# What is required
Look over the material for the string "title". Copy every line where it turns up.

··· The input

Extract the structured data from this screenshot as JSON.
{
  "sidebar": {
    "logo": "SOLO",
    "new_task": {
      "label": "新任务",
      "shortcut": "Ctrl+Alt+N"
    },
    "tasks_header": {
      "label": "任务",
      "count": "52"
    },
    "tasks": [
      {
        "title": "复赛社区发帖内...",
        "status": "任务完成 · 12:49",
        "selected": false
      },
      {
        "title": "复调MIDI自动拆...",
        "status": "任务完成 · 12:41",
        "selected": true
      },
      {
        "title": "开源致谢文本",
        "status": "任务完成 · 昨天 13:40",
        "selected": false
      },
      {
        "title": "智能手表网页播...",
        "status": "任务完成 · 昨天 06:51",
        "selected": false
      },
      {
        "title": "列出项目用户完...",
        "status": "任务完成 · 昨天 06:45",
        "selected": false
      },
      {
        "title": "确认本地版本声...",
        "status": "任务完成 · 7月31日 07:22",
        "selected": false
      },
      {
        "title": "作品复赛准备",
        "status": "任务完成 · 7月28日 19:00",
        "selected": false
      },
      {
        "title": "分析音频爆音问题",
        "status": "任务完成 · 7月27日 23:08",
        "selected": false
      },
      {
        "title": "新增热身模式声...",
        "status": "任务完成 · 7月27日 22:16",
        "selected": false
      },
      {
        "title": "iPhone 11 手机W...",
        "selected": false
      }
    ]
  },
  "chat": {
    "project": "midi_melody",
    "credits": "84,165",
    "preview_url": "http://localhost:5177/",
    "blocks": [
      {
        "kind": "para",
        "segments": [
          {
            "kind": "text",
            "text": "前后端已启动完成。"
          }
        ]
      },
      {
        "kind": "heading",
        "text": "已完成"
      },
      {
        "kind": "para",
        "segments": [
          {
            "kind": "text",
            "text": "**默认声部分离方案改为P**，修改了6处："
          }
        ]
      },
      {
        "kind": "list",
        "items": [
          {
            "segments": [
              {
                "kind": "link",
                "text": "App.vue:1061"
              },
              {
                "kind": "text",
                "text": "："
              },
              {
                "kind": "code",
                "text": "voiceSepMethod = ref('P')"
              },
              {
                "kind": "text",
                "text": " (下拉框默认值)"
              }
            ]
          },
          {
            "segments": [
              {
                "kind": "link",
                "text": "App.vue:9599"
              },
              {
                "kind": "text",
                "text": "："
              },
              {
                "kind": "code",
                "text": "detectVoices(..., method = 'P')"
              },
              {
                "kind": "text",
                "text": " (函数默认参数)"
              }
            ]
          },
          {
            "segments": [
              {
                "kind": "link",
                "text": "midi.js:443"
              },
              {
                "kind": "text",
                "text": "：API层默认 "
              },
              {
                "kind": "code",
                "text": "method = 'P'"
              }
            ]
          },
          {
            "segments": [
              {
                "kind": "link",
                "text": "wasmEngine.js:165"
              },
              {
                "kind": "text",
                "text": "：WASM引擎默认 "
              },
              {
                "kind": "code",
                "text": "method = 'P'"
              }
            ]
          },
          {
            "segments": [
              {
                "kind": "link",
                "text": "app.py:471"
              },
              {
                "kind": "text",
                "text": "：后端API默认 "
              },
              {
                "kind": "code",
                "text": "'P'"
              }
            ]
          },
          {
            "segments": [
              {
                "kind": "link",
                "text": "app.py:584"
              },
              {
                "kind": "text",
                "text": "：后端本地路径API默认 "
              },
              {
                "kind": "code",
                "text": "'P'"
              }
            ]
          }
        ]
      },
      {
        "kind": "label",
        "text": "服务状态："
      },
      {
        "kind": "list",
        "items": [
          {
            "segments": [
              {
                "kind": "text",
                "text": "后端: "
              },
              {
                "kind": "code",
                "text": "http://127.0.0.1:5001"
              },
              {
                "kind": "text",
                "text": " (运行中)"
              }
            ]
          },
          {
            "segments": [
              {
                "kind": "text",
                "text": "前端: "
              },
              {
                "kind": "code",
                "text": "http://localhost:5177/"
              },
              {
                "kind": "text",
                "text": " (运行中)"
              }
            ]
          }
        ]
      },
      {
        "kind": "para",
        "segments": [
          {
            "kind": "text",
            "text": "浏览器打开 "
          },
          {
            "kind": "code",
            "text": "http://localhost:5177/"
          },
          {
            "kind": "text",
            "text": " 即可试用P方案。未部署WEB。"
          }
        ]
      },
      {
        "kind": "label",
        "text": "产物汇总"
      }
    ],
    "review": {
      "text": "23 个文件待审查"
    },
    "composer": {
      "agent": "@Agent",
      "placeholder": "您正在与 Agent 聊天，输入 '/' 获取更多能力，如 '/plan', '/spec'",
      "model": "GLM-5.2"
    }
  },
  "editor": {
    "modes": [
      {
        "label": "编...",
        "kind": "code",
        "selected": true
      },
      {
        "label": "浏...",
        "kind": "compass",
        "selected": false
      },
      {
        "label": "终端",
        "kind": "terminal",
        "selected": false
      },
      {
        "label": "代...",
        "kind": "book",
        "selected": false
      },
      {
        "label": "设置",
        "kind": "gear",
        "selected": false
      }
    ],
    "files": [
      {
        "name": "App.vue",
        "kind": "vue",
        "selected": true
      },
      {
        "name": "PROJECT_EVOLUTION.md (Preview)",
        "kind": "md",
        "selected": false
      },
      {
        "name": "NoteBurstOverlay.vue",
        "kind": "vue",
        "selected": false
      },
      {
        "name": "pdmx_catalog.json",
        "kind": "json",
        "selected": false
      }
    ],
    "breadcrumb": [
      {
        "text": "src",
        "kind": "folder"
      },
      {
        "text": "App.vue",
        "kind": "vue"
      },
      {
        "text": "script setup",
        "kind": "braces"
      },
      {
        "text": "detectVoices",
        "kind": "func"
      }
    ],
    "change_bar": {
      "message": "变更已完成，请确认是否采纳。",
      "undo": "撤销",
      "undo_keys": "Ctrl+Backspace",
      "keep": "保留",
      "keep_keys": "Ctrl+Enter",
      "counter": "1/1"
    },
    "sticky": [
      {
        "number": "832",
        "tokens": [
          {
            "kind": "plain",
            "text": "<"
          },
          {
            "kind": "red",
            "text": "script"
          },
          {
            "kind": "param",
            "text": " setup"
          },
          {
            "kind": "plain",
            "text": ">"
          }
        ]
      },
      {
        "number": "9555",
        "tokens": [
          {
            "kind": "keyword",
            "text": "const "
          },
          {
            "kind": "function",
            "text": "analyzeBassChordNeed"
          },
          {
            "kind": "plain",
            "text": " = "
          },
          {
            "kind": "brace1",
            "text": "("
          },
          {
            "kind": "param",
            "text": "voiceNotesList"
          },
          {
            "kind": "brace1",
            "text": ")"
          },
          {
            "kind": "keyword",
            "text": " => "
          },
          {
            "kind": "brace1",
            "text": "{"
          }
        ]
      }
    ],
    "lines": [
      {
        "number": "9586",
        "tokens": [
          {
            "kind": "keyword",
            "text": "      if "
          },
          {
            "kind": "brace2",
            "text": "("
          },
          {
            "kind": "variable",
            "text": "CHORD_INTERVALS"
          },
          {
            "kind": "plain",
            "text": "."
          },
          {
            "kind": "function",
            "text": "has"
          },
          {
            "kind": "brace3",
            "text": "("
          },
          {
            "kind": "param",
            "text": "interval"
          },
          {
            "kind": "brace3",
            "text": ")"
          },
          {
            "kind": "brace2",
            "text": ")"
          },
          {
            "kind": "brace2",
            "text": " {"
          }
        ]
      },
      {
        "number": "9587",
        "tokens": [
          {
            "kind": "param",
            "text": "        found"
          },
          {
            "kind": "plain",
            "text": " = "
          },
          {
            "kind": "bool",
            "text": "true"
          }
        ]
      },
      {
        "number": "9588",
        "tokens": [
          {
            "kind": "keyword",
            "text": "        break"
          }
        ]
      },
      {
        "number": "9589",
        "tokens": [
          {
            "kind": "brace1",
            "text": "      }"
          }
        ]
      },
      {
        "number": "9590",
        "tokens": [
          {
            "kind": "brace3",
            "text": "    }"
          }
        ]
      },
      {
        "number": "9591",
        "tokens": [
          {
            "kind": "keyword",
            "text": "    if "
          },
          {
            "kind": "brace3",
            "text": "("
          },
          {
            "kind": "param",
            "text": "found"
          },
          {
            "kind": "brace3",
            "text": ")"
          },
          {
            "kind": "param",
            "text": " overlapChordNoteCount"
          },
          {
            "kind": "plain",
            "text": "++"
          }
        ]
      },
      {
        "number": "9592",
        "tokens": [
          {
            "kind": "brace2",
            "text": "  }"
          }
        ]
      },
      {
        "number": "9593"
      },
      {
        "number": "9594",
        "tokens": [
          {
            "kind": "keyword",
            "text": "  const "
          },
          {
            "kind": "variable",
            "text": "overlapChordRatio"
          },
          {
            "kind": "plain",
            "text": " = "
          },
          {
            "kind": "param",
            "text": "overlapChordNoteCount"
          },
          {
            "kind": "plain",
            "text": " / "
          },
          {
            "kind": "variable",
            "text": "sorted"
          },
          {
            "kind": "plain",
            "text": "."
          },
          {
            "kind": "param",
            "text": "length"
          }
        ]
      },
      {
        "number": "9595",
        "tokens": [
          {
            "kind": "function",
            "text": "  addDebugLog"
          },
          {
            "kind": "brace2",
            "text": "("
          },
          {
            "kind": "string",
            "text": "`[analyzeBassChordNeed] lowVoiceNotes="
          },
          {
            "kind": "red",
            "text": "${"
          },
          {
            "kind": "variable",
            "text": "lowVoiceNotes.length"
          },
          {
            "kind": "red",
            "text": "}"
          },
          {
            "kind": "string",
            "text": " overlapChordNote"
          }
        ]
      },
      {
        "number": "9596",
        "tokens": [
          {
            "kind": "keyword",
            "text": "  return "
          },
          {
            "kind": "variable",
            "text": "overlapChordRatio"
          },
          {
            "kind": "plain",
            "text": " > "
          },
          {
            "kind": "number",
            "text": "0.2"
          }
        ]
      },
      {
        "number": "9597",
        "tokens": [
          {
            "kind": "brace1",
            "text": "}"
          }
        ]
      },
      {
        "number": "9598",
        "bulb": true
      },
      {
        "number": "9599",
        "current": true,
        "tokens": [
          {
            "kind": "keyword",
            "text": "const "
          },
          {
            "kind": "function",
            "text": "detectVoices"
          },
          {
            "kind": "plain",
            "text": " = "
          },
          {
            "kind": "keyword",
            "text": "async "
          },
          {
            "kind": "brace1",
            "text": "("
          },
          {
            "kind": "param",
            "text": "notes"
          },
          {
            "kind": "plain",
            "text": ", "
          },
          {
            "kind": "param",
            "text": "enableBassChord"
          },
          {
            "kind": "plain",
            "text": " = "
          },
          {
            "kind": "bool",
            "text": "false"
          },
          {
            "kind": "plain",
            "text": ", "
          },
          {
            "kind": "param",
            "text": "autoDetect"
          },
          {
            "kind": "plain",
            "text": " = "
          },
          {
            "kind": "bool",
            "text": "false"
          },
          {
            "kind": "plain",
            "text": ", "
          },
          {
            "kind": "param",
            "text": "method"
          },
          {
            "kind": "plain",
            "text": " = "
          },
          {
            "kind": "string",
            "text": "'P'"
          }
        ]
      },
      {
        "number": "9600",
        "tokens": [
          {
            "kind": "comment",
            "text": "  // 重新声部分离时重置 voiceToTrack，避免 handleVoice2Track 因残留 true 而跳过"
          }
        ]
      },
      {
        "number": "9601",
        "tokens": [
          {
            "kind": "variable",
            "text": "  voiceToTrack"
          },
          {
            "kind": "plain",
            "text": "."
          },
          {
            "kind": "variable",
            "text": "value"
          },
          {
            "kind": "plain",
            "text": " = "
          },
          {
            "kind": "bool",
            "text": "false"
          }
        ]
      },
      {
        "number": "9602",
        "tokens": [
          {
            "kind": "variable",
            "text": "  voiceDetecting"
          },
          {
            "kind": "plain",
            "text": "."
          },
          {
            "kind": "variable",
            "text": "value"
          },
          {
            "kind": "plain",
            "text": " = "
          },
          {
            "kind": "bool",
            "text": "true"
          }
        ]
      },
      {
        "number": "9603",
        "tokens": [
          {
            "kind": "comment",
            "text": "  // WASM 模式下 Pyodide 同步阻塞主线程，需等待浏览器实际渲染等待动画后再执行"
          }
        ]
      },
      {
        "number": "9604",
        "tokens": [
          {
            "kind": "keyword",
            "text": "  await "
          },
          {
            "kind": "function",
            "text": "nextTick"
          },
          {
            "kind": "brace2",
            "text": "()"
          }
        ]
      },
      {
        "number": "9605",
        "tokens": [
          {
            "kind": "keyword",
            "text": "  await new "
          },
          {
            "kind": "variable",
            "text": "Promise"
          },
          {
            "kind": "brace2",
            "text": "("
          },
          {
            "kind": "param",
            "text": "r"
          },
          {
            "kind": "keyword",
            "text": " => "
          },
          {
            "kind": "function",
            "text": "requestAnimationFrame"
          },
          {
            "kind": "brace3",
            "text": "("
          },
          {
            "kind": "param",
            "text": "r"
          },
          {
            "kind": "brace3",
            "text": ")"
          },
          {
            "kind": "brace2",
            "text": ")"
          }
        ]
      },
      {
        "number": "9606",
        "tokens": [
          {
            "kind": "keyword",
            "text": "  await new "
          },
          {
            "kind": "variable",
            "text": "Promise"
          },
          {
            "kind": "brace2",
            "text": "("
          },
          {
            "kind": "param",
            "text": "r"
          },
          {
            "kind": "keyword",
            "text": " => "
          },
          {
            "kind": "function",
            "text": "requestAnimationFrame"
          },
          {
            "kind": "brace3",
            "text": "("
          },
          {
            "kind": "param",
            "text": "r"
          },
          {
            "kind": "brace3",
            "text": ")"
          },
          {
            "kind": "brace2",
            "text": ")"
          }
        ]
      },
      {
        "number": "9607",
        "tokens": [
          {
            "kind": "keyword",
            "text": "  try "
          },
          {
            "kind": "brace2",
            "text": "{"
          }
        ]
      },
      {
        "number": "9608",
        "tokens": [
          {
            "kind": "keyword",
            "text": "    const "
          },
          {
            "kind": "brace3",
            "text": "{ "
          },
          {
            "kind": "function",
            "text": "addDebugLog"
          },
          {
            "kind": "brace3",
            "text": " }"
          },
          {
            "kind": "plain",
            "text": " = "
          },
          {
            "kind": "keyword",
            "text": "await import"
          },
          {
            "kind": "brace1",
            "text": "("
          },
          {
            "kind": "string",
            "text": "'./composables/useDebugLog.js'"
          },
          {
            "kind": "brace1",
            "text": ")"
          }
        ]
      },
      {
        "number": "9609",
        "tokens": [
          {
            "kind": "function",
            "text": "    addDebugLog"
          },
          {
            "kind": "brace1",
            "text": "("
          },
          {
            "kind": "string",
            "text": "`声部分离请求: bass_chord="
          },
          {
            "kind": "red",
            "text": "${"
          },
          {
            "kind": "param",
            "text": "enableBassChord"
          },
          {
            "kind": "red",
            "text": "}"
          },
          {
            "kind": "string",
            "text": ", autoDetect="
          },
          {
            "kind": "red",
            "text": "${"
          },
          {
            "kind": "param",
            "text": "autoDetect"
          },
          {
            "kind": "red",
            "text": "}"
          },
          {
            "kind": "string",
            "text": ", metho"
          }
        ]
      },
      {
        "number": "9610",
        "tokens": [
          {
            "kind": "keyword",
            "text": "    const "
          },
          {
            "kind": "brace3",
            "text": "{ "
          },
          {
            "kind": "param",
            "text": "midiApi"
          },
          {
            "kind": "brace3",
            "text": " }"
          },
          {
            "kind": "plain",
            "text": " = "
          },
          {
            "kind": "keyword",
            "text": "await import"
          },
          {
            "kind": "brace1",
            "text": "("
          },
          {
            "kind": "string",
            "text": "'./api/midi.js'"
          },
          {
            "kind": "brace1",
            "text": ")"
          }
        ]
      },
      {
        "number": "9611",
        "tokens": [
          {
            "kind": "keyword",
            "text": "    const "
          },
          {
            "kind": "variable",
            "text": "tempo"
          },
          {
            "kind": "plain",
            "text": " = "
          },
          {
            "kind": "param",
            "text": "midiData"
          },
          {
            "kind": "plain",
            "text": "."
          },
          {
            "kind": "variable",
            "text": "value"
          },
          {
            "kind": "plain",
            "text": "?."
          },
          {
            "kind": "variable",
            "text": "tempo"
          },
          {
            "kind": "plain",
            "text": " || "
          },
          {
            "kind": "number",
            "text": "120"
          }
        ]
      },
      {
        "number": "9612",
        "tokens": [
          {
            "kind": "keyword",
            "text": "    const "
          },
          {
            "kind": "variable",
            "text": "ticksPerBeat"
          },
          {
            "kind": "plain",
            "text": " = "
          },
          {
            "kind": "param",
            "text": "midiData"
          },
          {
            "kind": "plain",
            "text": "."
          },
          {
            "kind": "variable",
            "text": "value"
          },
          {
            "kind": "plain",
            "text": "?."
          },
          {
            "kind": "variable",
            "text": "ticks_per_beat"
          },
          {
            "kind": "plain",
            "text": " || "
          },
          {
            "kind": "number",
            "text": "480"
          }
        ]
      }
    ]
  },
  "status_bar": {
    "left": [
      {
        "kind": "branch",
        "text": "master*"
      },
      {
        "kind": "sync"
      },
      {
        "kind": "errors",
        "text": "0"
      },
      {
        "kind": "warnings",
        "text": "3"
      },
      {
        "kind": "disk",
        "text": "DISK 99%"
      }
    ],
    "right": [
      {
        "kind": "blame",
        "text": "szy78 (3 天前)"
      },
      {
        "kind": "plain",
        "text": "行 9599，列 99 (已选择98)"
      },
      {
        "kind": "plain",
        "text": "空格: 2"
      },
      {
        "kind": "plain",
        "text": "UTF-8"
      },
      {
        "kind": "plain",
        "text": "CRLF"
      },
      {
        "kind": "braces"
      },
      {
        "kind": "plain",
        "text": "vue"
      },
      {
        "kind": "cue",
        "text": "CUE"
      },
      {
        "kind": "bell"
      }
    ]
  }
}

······

# Your response
        "title": "复赛社区发帖内...",
        "title": "复调MIDI自动拆...",
        "title": "开源致谢文本",
        "title": "智能手表网页播...",
        "title": "列出项目用户完...",
        "title": "确认本地版本声...",
        "title": "作品复赛准备",
        "title": "分析音频爆音问题",
        "title": "新增热身模式声...",
        "title": "iPhone 11 手机W...",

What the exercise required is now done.